Like I said, mostly one is paying $10 or less per person. We play out of one of the most expensive places in the area and I think it comes out to about $7 per person. Pretty cheap for 1 to 2 hours of tennis. Most of the places we play have no curfews so if you have a 3 hour match, go at it. The problem with a lot of the public facilities is that the courts are not in great condition.

Where it got expensive was a rule that the home team had to supply refreshments and food. Sometimes this ran more than the court fees and if you had a long match, you may have got some chips and left over soda. You would miss the pizza/sandwiches or whatever was the main food. There are only a few leagues that still do the catering bit. I fine with that. If I am hungry, I will stop on the way home.

OrangePower
05-02-2009, 08:05 PM
Like I said, mostly one is paying $10 or less per person. We play out of one of the most expensive places in the area and I think it comes out to about $7 per person. Pretty cheap for 1 to 2 hours of tennis. Most of the places we play have no curfews so if you have a 3 hour match, go at it. The problem with a lot of the public facilities is that the courts are not in great condition.

Where it got expensive was a rule that the home team had to supply refreshments and food. Sometimes this ran more than the court fees and if you had a long match, you may have got some chips and left over soda. You would miss the pizza/sandwiches or whatever was the main food. There are only a few leagues that still do the catering bit. I fine with that. If I am hungry, I will stop on the way home.

I hear you; it's a small price to pay for playing tennis. It's the principle that I would think is unfair more so than the actual dollar cost.

In our area, it is customary for the home team to offer refreshments after the match, and you're right, that's often the most expensive part - I usually bring a couple of sixpacks to home matches, so that's about $10 right there. We do enjoy our refreshments though ;-)

raiden031
05-03-2009, 03:15 AM
I used to do it that way, but all manner of shennanigans made me stop. Instead, I now take the whole $1200 cost and divide it by the number of players. No refunds if you don't get to play. I promise to put everyone into the line-up for their allocation of matches, but if you keep canceling then you don't get a refund at the end of the season. So the cost to be on the roster for my 3.5 team this season was $78.20 for 4-5 matches.


So if you were captaining a team where you don't guarantee any set number of matches per player, would you collect the same way or just collect on match day from those playing?

Whats interesting about my league is that the captains pay the facility for the indoor court time on the day of the match instead of in one lump sum payment. So that means its a bit less financial burden on the captain, but there are still league fees just to be on a team at all that need to be collected, and can add up pretty high as well (I think they are like $30 for club members, $80 for non-members and this doesn't include the usta fee of like $25).

Cindysphinx
05-03-2009, 01:50 PM
So if you were captaining a team where you don't guarantee any set number of matches per player, would you collect the same way or just collect on match day from those playing?

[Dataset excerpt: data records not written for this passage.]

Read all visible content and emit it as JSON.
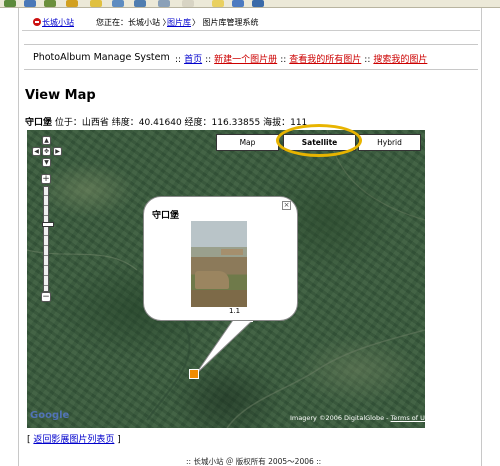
{
  "breadcrumb": {
    "site_link": "长城小站",
    "you_are_at": "您正在：长城小站 〉",
    "gallery_link": "图片库",
    "current": "〉 图片库管理系统"
  },
  "nav": {
    "app_title": "PhotoAlbum Manage System",
    "home": "首页",
    "new_album": "新建一个图片册",
    "my_photos": "查看我的所有图片",
    "search_photos": "搜索我的图片",
    "sep": "::"
  },
  "page": {
    "heading": "View Map",
    "location_name": "守口堡",
    "location_info": "位于：山西省 纬度：40.41640 经度：116.33855 海拔：111"
  },
  "map": {
    "types": [
      "Map",
      "Satellite",
      "Hybrid"
    ],
    "active_type": "Satellite",
    "highlight_color": "#e8b400",
    "marker_color": "#f08c00",
    "pan_icons": [
      "arrow-up-icon",
      "arrow-left-icon",
      "center-icon",
      "arrow-right-icon",
      "arrow-down-icon"
    ],
    "zoom_in": "+",
    "zoom_out": "−",
    "zoom_level_fraction": 0.36,
    "info_window": {
      "title": "守口堡",
      "close": "×",
      "caption": "1.1"
    },
    "attribution": "Imagery ©2006 DigitalGlobe - ",
    "terms": "Terms of Use",
    "google_logo": "Google"
  },
  "back_link": "返回影展图片列表页",
  "footer": ":: 长城小站 ＠ 版权所有  2005～2006 ::"
}
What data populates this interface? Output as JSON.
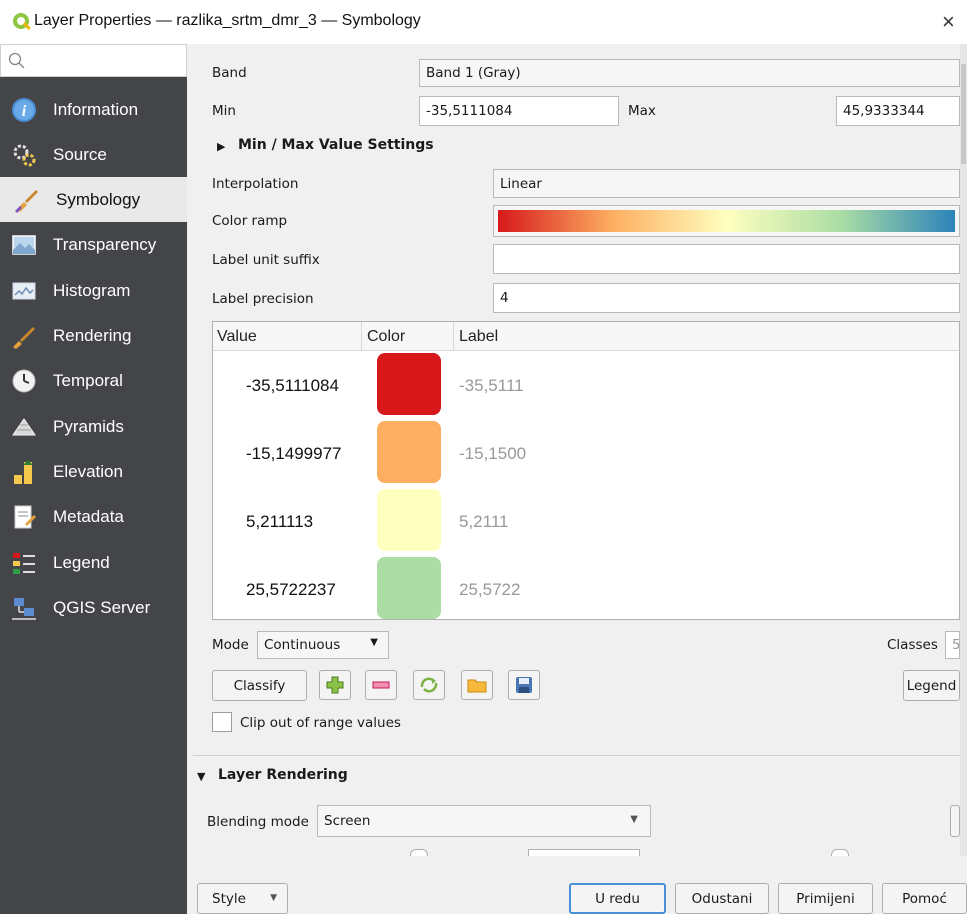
{
  "window": {
    "title": "Layer Properties — razlika_srtm_dmr_3 — Symbology",
    "close_glyph": "×"
  },
  "sidebar": {
    "search_placeholder": "",
    "items": [
      {
        "label": "Information",
        "icon": "information-icon"
      },
      {
        "label": "Source",
        "icon": "source-icon"
      },
      {
        "label": "Symbology",
        "icon": "symbology-icon",
        "active": true
      },
      {
        "label": "Transparency",
        "icon": "transparency-icon"
      },
      {
        "label": "Histogram",
        "icon": "histogram-icon"
      },
      {
        "label": "Rendering",
        "icon": "rendering-icon"
      },
      {
        "label": "Temporal",
        "icon": "temporal-icon"
      },
      {
        "label": "Pyramids",
        "icon": "pyramids-icon"
      },
      {
        "label": "Elevation",
        "icon": "elevation-icon"
      },
      {
        "label": "Metadata",
        "icon": "metadata-icon"
      },
      {
        "label": "Legend",
        "icon": "legend-icon"
      },
      {
        "label": "QGIS Server",
        "icon": "qgis-server-icon"
      }
    ]
  },
  "symbology": {
    "band_label": "Band",
    "band_value": "Band 1 (Gray)",
    "min_label": "Min",
    "min_value": "-35,5111084",
    "max_label": "Max",
    "max_value": "45,9333344",
    "minmax_settings": "Min / Max Value Settings",
    "interpolation_label": "Interpolation",
    "interpolation_value": "Linear",
    "color_ramp_label": "Color ramp",
    "unit_suffix_label": "Label unit suffix",
    "unit_suffix_value": "",
    "precision_label": "Label precision",
    "precision_value": "4",
    "table": {
      "headers": [
        "Value",
        "Color",
        "Label"
      ],
      "rows": [
        {
          "value": "-35,5111084",
          "color": "#d7191c",
          "label": "-35,5111"
        },
        {
          "value": "-15,1499977",
          "color": "#fdae61",
          "label": "-15,1500"
        },
        {
          "value": "5,211113",
          "color": "#ffffc0",
          "label": "5,2111"
        },
        {
          "value": "25,5722237",
          "color": "#abdda4",
          "label": "25,5722"
        }
      ]
    },
    "mode_label": "Mode",
    "mode_value": "Continuous",
    "classes_label": "Classes",
    "classes_value": "5",
    "classify_label": "Classify",
    "legend_label": "Legend",
    "clip_label": "Clip out of range values",
    "clip_checked": false
  },
  "layer_rendering": {
    "section_label": "Layer Rendering",
    "blending_label": "Blending mode",
    "blending_value": "Screen"
  },
  "footer": {
    "style_label": "Style",
    "ok_label": "U redu",
    "cancel_label": "Odustani",
    "apply_label": "Primijeni",
    "help_label": "Pomoć"
  },
  "colors": {
    "sidebar_bg": "#444549",
    "ramp": [
      "#d7191c",
      "#fdae61",
      "#ffffbf",
      "#abdda4",
      "#2b83ba"
    ]
  }
}
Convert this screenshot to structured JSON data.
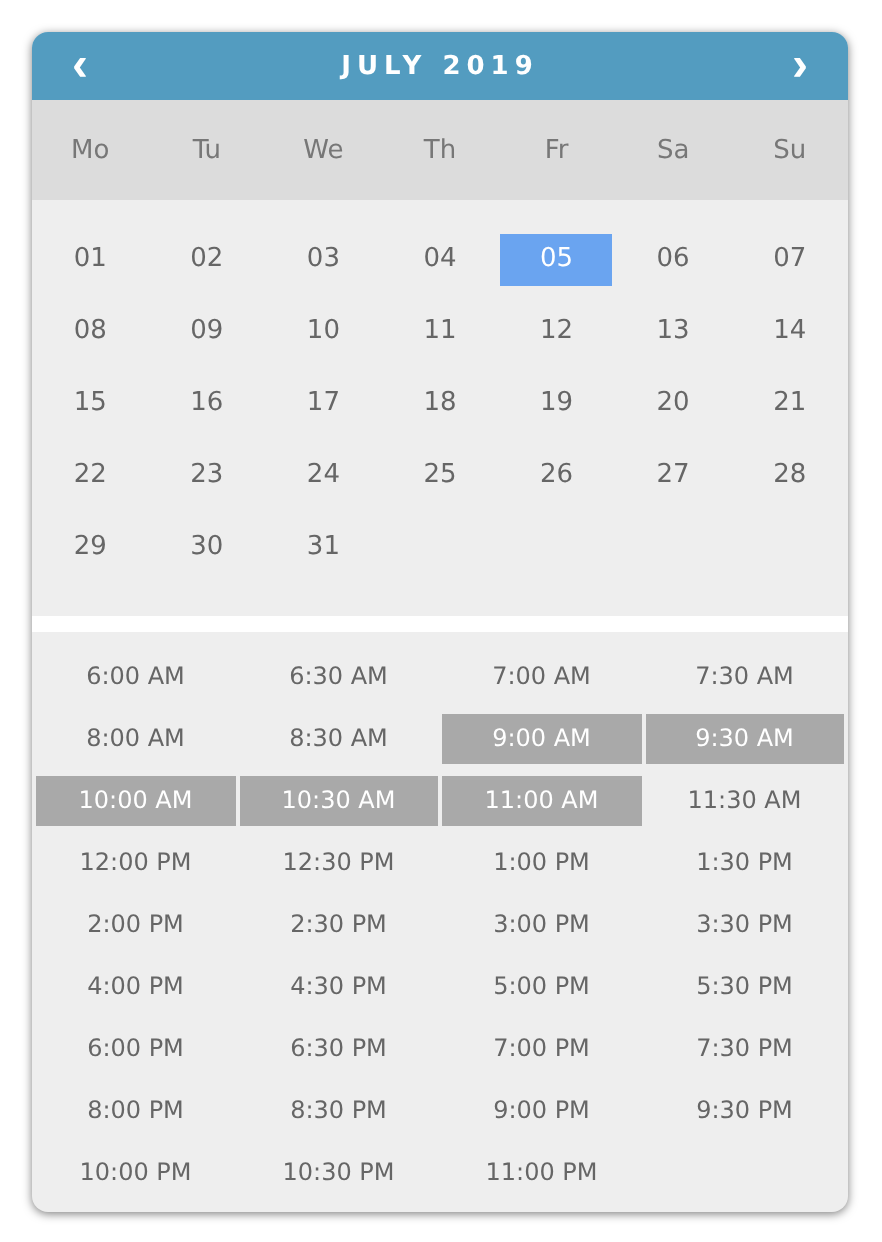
{
  "header": {
    "prev": "‹",
    "title": "JULY 2019",
    "next": "›"
  },
  "weekdays": [
    "Mo",
    "Tu",
    "We",
    "Th",
    "Fr",
    "Sa",
    "Su"
  ],
  "days": [
    {
      "label": "01",
      "selected": false
    },
    {
      "label": "02",
      "selected": false
    },
    {
      "label": "03",
      "selected": false
    },
    {
      "label": "04",
      "selected": false
    },
    {
      "label": "05",
      "selected": true
    },
    {
      "label": "06",
      "selected": false
    },
    {
      "label": "07",
      "selected": false
    },
    {
      "label": "08",
      "selected": false
    },
    {
      "label": "09",
      "selected": false
    },
    {
      "label": "10",
      "selected": false
    },
    {
      "label": "11",
      "selected": false
    },
    {
      "label": "12",
      "selected": false
    },
    {
      "label": "13",
      "selected": false
    },
    {
      "label": "14",
      "selected": false
    },
    {
      "label": "15",
      "selected": false
    },
    {
      "label": "16",
      "selected": false
    },
    {
      "label": "17",
      "selected": false
    },
    {
      "label": "18",
      "selected": false
    },
    {
      "label": "19",
      "selected": false
    },
    {
      "label": "20",
      "selected": false
    },
    {
      "label": "21",
      "selected": false
    },
    {
      "label": "22",
      "selected": false
    },
    {
      "label": "23",
      "selected": false
    },
    {
      "label": "24",
      "selected": false
    },
    {
      "label": "25",
      "selected": false
    },
    {
      "label": "26",
      "selected": false
    },
    {
      "label": "27",
      "selected": false
    },
    {
      "label": "28",
      "selected": false
    },
    {
      "label": "29",
      "selected": false
    },
    {
      "label": "30",
      "selected": false
    },
    {
      "label": "31",
      "selected": false
    }
  ],
  "times": [
    {
      "label": "6:00 AM",
      "disabled": false
    },
    {
      "label": "6:30 AM",
      "disabled": false
    },
    {
      "label": "7:00 AM",
      "disabled": false
    },
    {
      "label": "7:30 AM",
      "disabled": false
    },
    {
      "label": "8:00 AM",
      "disabled": false
    },
    {
      "label": "8:30 AM",
      "disabled": false
    },
    {
      "label": "9:00 AM",
      "disabled": true
    },
    {
      "label": "9:30 AM",
      "disabled": true
    },
    {
      "label": "10:00 AM",
      "disabled": true
    },
    {
      "label": "10:30 AM",
      "disabled": true
    },
    {
      "label": "11:00 AM",
      "disabled": true
    },
    {
      "label": "11:30 AM",
      "disabled": false
    },
    {
      "label": "12:00 PM",
      "disabled": false
    },
    {
      "label": "12:30 PM",
      "disabled": false
    },
    {
      "label": "1:00 PM",
      "disabled": false
    },
    {
      "label": "1:30 PM",
      "disabled": false
    },
    {
      "label": "2:00 PM",
      "disabled": false
    },
    {
      "label": "2:30 PM",
      "disabled": false
    },
    {
      "label": "3:00 PM",
      "disabled": false
    },
    {
      "label": "3:30 PM",
      "disabled": false
    },
    {
      "label": "4:00 PM",
      "disabled": false
    },
    {
      "label": "4:30 PM",
      "disabled": false
    },
    {
      "label": "5:00 PM",
      "disabled": false
    },
    {
      "label": "5:30 PM",
      "disabled": false
    },
    {
      "label": "6:00 PM",
      "disabled": false
    },
    {
      "label": "6:30 PM",
      "disabled": false
    },
    {
      "label": "7:00 PM",
      "disabled": false
    },
    {
      "label": "7:30 PM",
      "disabled": false
    },
    {
      "label": "8:00 PM",
      "disabled": false
    },
    {
      "label": "8:30 PM",
      "disabled": false
    },
    {
      "label": "9:00 PM",
      "disabled": false
    },
    {
      "label": "9:30 PM",
      "disabled": false
    },
    {
      "label": "10:00 PM",
      "disabled": false
    },
    {
      "label": "10:30 PM",
      "disabled": false
    },
    {
      "label": "11:00 PM",
      "disabled": false
    }
  ]
}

Whats interesting about my league is that the captains pay the facility for the indoor court time on the day of the match instead of in one lump sum payment. So that means its a bit less financial burden on the captain, but there are still league fees just to be on a team at all that need to be collected, and can add up pretty high as well (I think they are like $30 for club members, $80 for non-members and this doesn't include the usta fee of like $25).

No way no how am I collecting by the match if there is any way to avoid it. Geez, what a pain. Gotta dig up change, take people's checks, take people's IOUs.

I'm not an accountant. I just want to play tennis. I'm glad our league makes it easy to deal with the money simply.

If I didn't pledge to play everyone equally, then I would make everyone over-pay me up front. So I would have everyone pay for 6 matches and then give refunds. I'm tellin' ya, there are people who have no trouble at all stiffing you and are quite comfortable with deadbeat behavior. It's really quite shocking.